» **Assignment**:
Wherever "JSON" appears in the records below, copy the line that holds it.

» **Data extract**:

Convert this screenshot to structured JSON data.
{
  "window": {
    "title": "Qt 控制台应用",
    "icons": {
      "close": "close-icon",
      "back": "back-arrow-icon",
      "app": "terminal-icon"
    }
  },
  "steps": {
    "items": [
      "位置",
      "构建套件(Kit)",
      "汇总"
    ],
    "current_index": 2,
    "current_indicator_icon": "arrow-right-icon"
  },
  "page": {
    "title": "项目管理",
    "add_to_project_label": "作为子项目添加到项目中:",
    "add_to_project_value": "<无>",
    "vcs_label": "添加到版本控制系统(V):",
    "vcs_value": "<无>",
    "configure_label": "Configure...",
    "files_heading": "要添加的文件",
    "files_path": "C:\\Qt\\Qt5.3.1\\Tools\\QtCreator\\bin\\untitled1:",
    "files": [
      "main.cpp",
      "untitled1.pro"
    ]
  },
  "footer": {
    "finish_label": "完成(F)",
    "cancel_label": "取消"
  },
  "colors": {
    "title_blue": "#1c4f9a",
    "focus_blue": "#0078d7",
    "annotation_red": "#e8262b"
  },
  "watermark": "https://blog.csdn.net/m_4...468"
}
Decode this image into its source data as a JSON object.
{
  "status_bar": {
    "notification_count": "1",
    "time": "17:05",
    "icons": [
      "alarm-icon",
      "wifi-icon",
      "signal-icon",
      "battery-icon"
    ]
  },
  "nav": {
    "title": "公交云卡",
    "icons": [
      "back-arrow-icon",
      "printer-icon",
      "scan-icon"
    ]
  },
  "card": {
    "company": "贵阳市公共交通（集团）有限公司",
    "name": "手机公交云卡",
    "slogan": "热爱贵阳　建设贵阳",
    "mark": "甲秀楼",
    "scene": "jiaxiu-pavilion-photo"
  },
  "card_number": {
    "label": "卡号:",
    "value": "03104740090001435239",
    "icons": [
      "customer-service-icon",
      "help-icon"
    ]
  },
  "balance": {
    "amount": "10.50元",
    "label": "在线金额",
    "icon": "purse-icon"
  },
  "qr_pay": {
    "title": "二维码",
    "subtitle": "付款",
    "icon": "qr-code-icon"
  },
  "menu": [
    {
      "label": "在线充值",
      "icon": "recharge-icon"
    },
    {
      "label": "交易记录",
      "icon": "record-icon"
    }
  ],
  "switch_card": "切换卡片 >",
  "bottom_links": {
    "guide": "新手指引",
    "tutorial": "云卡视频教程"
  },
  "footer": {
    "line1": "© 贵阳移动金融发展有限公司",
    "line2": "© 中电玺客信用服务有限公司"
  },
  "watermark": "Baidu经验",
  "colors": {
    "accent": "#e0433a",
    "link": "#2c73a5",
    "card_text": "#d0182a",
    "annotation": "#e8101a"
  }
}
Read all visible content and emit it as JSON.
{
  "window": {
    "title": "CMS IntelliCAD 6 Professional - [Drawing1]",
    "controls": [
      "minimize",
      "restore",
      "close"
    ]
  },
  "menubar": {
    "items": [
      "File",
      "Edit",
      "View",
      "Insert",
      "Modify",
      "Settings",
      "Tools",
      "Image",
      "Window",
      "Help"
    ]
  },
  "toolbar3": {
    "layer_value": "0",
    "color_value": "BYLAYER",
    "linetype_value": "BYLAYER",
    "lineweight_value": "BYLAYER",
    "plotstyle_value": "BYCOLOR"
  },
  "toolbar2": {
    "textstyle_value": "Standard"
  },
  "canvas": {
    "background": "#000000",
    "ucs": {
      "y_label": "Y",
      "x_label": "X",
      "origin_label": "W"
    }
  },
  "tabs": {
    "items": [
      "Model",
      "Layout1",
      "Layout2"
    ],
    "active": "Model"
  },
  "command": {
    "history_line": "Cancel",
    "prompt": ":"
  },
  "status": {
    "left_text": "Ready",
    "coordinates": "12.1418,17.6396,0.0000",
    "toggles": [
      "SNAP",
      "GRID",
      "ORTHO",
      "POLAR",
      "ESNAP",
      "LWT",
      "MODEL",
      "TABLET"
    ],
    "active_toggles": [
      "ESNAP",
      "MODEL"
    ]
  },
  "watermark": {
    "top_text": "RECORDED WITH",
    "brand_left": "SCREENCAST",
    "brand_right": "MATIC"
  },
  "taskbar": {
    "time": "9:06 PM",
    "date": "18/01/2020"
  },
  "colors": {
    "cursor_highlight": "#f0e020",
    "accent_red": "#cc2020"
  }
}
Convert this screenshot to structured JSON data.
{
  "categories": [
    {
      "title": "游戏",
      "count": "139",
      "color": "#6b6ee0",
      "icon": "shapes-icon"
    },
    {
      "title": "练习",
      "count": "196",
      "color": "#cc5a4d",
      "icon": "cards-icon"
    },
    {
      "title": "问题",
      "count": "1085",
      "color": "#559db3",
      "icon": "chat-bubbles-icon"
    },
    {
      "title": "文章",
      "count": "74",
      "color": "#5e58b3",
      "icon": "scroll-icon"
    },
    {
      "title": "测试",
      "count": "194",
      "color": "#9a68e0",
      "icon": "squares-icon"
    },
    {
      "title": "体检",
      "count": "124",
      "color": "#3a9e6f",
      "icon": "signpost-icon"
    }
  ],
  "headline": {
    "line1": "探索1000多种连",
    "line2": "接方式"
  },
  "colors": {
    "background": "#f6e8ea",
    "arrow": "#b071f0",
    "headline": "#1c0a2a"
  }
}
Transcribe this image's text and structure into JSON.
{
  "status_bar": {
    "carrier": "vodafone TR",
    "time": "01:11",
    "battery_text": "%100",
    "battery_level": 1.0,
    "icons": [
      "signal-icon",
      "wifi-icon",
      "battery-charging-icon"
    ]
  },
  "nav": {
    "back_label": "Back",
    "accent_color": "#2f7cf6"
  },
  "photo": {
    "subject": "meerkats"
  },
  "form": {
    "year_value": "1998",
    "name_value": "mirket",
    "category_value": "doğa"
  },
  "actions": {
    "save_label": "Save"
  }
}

» **Written reply**:
Convert this screenshot to structured JSON data.
Decode this image into its source data as a JSON object.
Read all visible content and emit it as JSON.
Convert this screenshot to structured JSON data.
Transcribe this image's text and structure into JSON.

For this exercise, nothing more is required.